* [WHAT THIS TASK INVOLVES]
Restate the full listing word for word and leave the pictures out.
+++++
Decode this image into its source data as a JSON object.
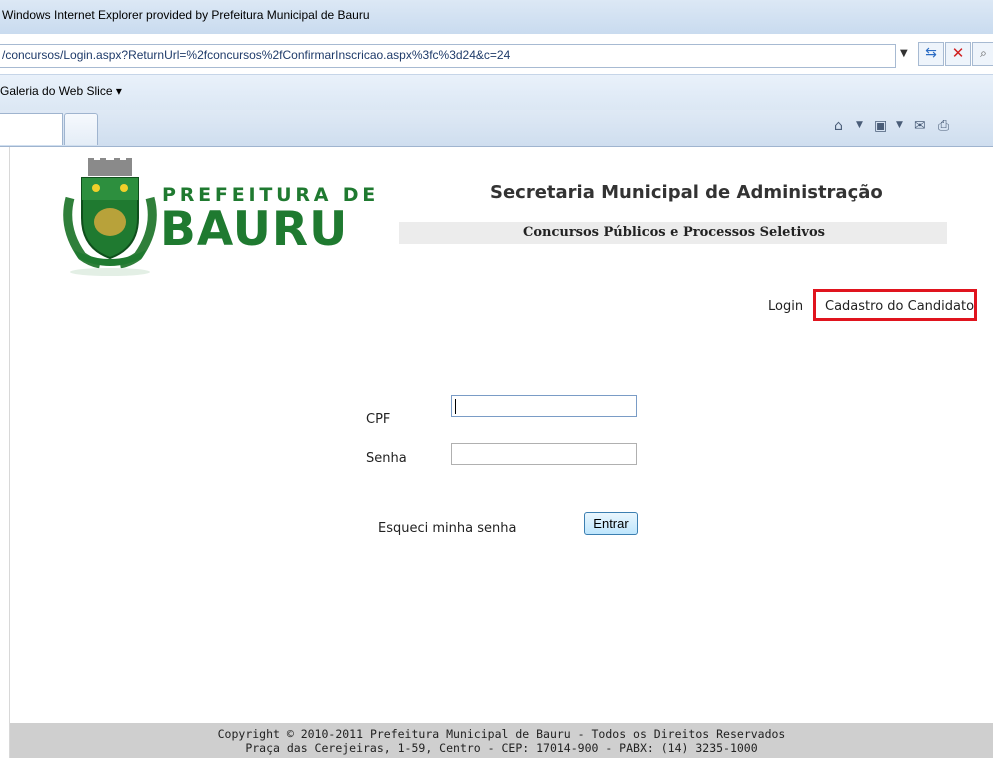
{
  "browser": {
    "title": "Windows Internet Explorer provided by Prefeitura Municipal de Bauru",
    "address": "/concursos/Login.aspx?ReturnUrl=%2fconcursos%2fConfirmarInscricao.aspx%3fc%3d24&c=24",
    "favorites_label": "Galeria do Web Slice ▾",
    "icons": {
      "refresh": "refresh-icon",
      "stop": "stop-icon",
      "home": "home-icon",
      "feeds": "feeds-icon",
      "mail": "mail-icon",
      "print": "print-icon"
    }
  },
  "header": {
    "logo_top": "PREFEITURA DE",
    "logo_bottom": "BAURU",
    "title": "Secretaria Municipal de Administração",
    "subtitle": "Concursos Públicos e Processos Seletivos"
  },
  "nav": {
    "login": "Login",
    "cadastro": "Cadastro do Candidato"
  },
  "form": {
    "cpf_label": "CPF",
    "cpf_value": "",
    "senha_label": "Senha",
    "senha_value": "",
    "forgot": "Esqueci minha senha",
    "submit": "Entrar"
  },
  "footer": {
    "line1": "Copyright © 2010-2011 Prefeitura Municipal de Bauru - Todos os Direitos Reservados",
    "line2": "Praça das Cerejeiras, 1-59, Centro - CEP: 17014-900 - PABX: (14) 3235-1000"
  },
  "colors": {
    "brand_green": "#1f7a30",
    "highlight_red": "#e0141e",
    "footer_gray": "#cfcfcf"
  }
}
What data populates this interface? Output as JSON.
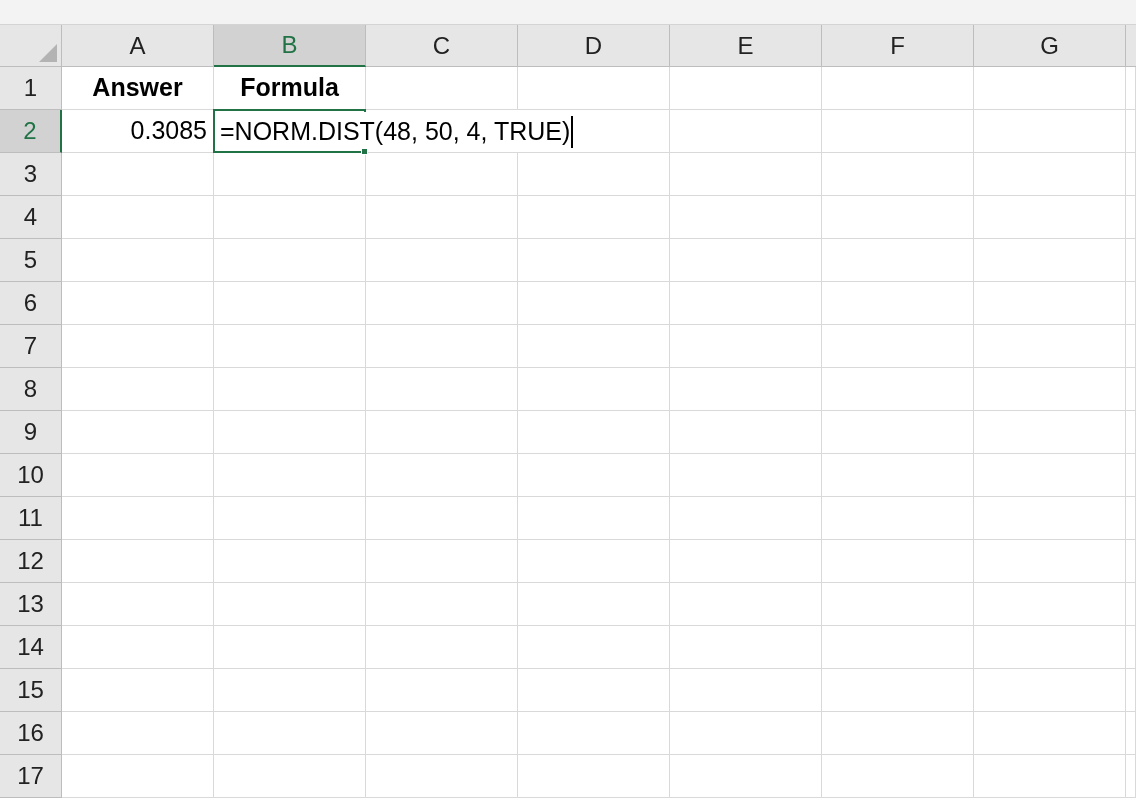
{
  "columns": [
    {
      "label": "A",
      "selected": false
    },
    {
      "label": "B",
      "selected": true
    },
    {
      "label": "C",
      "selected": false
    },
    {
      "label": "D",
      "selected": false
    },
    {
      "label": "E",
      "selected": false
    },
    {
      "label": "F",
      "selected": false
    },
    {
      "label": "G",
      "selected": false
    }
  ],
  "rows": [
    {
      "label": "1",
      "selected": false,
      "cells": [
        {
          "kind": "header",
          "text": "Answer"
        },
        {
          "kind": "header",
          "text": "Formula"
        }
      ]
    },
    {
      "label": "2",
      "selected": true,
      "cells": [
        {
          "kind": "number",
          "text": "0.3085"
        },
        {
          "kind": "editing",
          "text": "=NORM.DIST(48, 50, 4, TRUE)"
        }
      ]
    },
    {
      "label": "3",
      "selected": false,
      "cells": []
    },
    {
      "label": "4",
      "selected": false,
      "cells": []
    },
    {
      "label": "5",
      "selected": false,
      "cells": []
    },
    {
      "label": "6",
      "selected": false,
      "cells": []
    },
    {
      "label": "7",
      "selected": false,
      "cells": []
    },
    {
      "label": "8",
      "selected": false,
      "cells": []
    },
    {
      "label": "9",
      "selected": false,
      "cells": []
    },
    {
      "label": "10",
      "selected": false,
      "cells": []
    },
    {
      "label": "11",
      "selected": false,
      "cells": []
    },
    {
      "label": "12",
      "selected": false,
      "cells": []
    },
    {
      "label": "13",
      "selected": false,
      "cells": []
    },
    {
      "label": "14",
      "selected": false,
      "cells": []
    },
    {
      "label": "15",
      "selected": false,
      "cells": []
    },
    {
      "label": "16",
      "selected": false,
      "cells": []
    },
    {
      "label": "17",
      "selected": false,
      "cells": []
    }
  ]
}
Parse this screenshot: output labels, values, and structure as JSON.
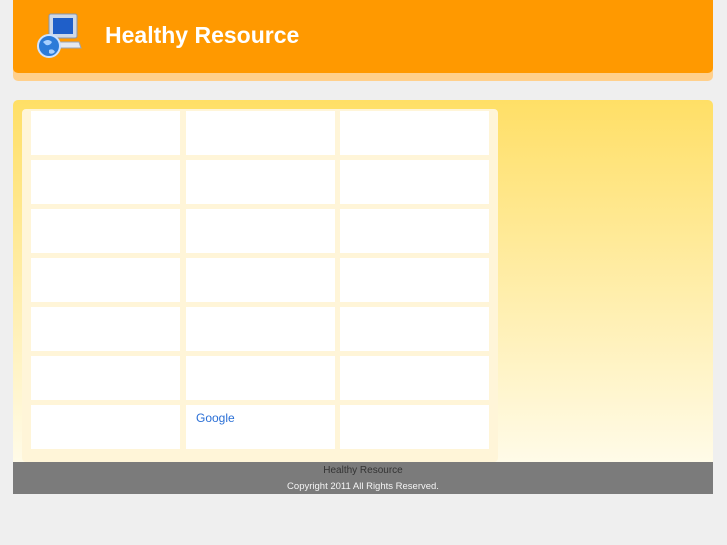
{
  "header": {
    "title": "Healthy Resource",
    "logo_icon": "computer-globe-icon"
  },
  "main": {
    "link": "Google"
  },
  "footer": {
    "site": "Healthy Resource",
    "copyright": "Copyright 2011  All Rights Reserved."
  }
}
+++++
* [EXERCISE RESULT]
Decode this image into its source data as a JSON object.
{
  "browser": {
    "title": "Windows Internet Explorer provided by Prefeitura Municipal de Bauru",
    "address": "/concursos/Login.aspx?ReturnUrl=%2fconcursos%2fConfirmarInscricao.aspx%3fc%3d24&c=24",
    "favorites_label": "Galeria do Web Slice ▾",
    "icons": {
      "refresh": "refresh-icon",
      "stop": "stop-icon",
      "home": "home-icon",
      "feeds": "feeds-icon",
      "mail": "mail-icon",
      "print": "print-icon"
    }
  },
  "header": {
    "logo_top": "PREFEITURA DE",
    "logo_bottom": "BAURU",
    "title": "Secretaria Municipal de Administração",
    "subtitle": "Concursos Públicos e Processos Seletivos"
  },
  "nav": {
    "login": "Login",
    "cadastro": "Cadastro do Candidato"
  },
  "form": {
    "cpf_label": "CPF",
    "cpf_value": "",
    "senha_label": "Senha",
    "senha_value": "",
    "forgot": "Esqueci minha senha",
    "submit": "Entrar"
  },
  "footer": {
    "line1": "Copyright © 2010-2011 Prefeitura Municipal de Bauru - Todos os Direitos Reservados",
    "line2": "Praça das Cerejeiras, 1-59, Centro - CEP: 17014-900 - PABX: (14) 3235-1000"
  },
  "colors": {
    "brand_green": "#1f7a30",
    "highlight_red": "#e0141e",
    "footer_gray": "#cfcfcf"
  }
}
What data populates this interface? Output as JSON.
{
  "columns": [
    {
      "label": "A",
      "selected": false
    },
    {
      "label": "B",
      "selected": true
    },
    {
      "label": "C",
      "selected": false
    },
    {
      "label": "D",
      "selected": false
    },
    {
      "label": "E",
      "selected": false
    },
    {
      "label": "F",
      "selected": false
    },
    {
      "label": "G",
      "selected": false
    }
  ],
  "rows": [
    {
      "label": "1",
      "selected": false,
      "cells": [
        {
          "kind": "header",
          "text": "Answer"
        },
        {
          "kind": "header",
          "text": "Formula"
        }
      ]
    },
    {
      "label": "2",
      "selected": true,
      "cells": [
        {
          "kind": "number",
          "text": "0.3085"
        },
        {
          "kind": "editing",
          "text": "=NORM.DIST(48, 50, 4, TRUE)"
        }
      ]
    },
    {
      "label": "3",
      "selected": false,
      "cells": []
    },
    {
      "label": "4",
      "selected": false,
      "cells": []
    },
    {
      "label": "5",
      "selected": false,
      "cells": []
    },
    {
      "label": "6",
      "selected": false,
      "cells": []
    },
    {
      "label": "7",
      "selected": false,
      "cells": []
    },
    {
      "label": "8",
      "selected": false,
      "cells": []
    },
    {
      "label": "9",
      "selected": false,
      "cells": []
    },
    {
      "label": "10",
      "selected": false,
      "cells": []
    },
    {
      "label": "11",
      "selected": false,
      "cells": []
    },
    {
      "label": "12",
      "selected": false,
      "cells": []
    },
    {
      "label": "13",
      "selected": false,
      "cells": []
    },
    {
      "label": "14",
      "selected": false,
      "cells": []
    },
    {
      "label": "15",
      "selected": false,
      "cells": []
    },
    {
      "label": "16",
      "selected": false,
      "cells": []
    },
    {
      "label": "17",
      "selected": false,
      "cells": []
    }
  ]
}
Parse this screenshot: output labels, values, and structure as JSON.
{
  "header": {
    "title": "Healthy Resource",
    "logo_icon": "computer-globe-icon"
  },
  "main": {
    "link": "Google"
  },
  "footer": {
    "site": "Healthy Resource",
    "copyright": "Copyright 2011  All Rights Reserved."
  }
}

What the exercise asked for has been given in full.